-- Activity --
Show every line in the records below that contains the word "Iniciar".

-- Entries shown --
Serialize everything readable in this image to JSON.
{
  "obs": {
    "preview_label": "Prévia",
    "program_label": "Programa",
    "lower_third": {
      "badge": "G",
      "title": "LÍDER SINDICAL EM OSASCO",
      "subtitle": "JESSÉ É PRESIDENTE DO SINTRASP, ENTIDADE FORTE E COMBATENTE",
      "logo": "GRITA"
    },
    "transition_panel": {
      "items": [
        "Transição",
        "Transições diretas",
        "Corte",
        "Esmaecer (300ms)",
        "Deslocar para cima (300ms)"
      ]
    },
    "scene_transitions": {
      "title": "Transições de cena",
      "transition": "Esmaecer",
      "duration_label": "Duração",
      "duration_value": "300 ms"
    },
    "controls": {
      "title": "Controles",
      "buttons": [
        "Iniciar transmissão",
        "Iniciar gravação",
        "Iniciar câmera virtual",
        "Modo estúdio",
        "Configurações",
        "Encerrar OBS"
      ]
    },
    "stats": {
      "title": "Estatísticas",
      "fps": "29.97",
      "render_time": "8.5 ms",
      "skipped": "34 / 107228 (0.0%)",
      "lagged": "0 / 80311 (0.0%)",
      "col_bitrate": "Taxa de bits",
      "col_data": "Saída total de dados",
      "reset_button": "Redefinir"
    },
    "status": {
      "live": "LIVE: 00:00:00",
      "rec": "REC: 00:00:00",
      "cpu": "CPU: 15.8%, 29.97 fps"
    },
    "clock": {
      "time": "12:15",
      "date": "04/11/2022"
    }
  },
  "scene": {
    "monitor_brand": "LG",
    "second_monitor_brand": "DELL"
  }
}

-- Expected answer --
        "Iniciar transmissão",
        "Iniciar gravação",
        "Iniciar câmera virtual",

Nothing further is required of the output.